## Records supplied
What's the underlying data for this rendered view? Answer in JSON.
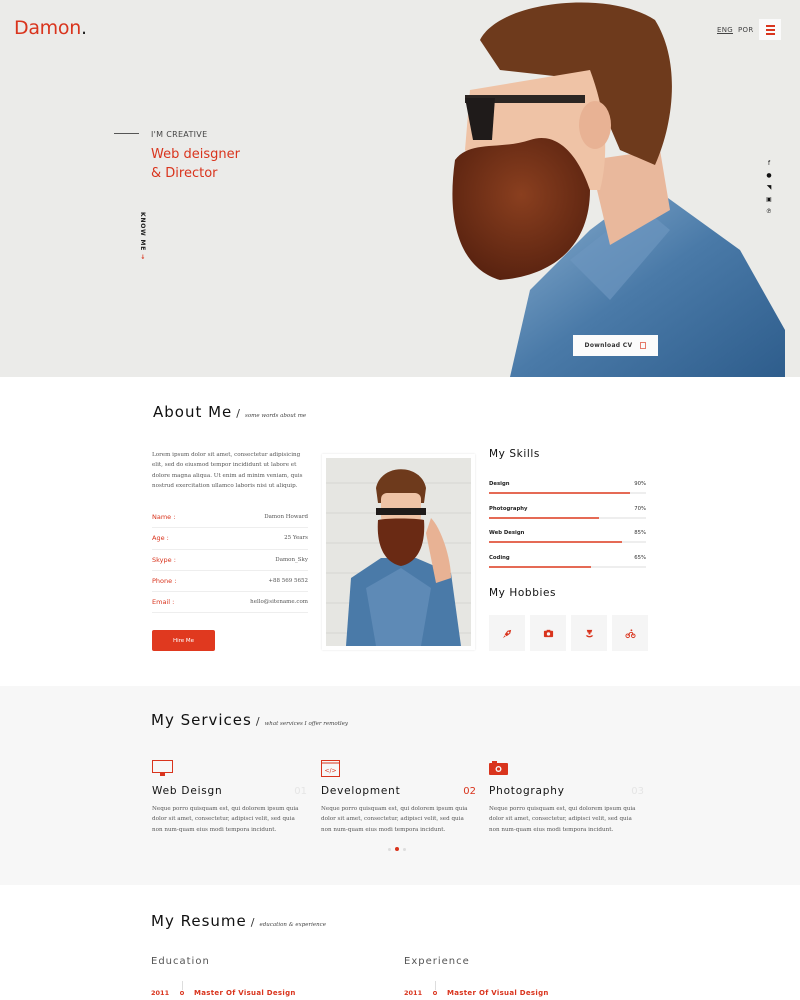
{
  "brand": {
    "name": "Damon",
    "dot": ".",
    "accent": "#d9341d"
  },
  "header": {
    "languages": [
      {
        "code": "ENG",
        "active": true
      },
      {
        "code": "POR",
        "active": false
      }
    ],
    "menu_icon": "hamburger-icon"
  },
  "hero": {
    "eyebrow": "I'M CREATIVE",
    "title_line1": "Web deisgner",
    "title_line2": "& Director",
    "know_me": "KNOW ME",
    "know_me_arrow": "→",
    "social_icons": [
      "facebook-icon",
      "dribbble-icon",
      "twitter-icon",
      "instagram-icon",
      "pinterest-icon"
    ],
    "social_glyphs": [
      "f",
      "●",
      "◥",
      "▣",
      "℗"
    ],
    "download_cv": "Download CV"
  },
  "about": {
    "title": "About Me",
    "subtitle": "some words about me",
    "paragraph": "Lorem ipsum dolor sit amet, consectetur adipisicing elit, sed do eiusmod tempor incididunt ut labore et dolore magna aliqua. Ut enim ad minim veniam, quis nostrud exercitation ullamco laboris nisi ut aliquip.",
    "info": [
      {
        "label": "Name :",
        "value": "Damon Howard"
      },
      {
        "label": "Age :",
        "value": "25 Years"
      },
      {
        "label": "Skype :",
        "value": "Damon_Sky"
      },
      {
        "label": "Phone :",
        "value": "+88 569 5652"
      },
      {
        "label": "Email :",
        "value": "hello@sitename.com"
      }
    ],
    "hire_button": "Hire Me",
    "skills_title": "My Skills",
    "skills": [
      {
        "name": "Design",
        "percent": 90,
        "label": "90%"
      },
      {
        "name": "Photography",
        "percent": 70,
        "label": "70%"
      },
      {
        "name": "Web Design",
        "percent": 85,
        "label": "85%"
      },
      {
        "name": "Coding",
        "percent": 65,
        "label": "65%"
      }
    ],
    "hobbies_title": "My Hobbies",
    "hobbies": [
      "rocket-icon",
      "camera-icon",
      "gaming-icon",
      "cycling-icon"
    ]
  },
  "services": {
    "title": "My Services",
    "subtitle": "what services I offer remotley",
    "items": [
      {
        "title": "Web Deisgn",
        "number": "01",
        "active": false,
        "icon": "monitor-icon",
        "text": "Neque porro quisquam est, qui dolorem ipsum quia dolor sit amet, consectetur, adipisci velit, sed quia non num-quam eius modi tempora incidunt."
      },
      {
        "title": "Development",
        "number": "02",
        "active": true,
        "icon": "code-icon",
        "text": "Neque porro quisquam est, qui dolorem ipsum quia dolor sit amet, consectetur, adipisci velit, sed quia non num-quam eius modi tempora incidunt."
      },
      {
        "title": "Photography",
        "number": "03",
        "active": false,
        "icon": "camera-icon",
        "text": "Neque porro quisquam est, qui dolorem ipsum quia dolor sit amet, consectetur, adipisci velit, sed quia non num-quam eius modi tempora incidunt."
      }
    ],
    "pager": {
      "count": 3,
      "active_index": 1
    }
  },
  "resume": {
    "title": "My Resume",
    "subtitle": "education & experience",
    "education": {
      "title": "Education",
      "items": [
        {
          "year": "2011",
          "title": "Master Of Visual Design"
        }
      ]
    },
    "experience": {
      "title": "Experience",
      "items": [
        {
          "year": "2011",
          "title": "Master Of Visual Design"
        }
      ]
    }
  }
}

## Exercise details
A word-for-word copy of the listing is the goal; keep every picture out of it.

## Problem solution
What's the underlying data for this rendered view? Answer in JSON.
{
  "brand": {
    "name": "Damon",
    "dot": ".",
    "accent": "#d9341d"
  },
  "header": {
    "languages": [
      {
        "code": "ENG",
        "active": true
      },
      {
        "code": "POR",
        "active": false
      }
    ],
    "menu_icon": "hamburger-icon"
  },
  "hero": {
    "eyebrow": "I'M CREATIVE",
    "title_line1": "Web deisgner",
    "title_line2": "& Director",
    "know_me": "KNOW ME",
    "know_me_arrow": "→",
    "social_icons": [
      "facebook-icon",
      "dribbble-icon",
      "twitter-icon",
      "instagram-icon",
      "pinterest-icon"
    ],
    "social_glyphs": [
      "f",
      "●",
      "◥",
      "▣",
      "℗"
    ],
    "download_cv": "Download CV"
  },
  "about": {
    "title": "About Me",
    "subtitle": "some words about me",
    "paragraph": "Lorem ipsum dolor sit amet, consectetur adipisicing elit, sed do eiusmod tempor incididunt ut labore et dolore magna aliqua. Ut enim ad minim veniam, quis nostrud exercitation ullamco laboris nisi ut aliquip.",
    "info": [
      {
        "label": "Name :",
        "value": "Damon Howard"
      },
      {
        "label": "Age :",
        "value": "25 Years"
      },
      {
        "label": "Skype :",
        "value": "Damon_Sky"
      },
      {
        "label": "Phone :",
        "value": "+88 569 5652"
      },
      {
        "label": "Email :",
        "value": "hello@sitename.com"
      }
    ],
    "hire_button": "Hire Me",
    "skills_title": "My Skills",
    "skills": [
      {
        "name": "Design",
        "percent": 90,
        "label": "90%"
      },
      {
        "name": "Photography",
        "percent": 70,
        "label": "70%"
      },
      {
        "name": "Web Design",
        "percent": 85,
        "label": "85%"
      },
      {
        "name": "Coding",
        "percent": 65,
        "label": "65%"
      }
    ],
    "hobbies_title": "My Hobbies",
    "hobbies": [
      "rocket-icon",
      "camera-icon",
      "gaming-icon",
      "cycling-icon"
    ]
  },
  "services": {
    "title": "My Services",
    "subtitle": "what services I offer remotley",
    "items": [
      {
        "title": "Web Deisgn",
        "number": "01",
        "active": false,
        "icon": "monitor-icon",
        "text": "Neque porro quisquam est, qui dolorem ipsum quia dolor sit amet, consectetur, adipisci velit, sed quia non num-quam eius modi tempora incidunt."
      },
      {
        "title": "Development",
        "number": "02",
        "active": true,
        "icon": "code-icon",
        "text": "Neque porro quisquam est, qui dolorem ipsum quia dolor sit amet, consectetur, adipisci velit, sed quia non num-quam eius modi tempora incidunt."
      },
      {
        "title": "Photography",
        "number": "03",
        "active": false,
        "icon": "camera-icon",
        "text": "Neque porro quisquam est, qui dolorem ipsum quia dolor sit amet, consectetur, adipisci velit, sed quia non num-quam eius modi tempora incidunt."
      }
    ],
    "pager": {
      "count": 3,
      "active_index": 1
    }
  },
  "resume": {
    "title": "My Resume",
    "subtitle": "education & experience",
    "education": {
      "title": "Education",
      "items": [
        {
          "year": "2011",
          "title": "Master Of Visual Design"
        }
      ]
    },
    "experience": {
      "title": "Experience",
      "items": [
        {
          "year": "2011",
          "title": "Master Of Visual Design"
        }
      ]
    }
  }
}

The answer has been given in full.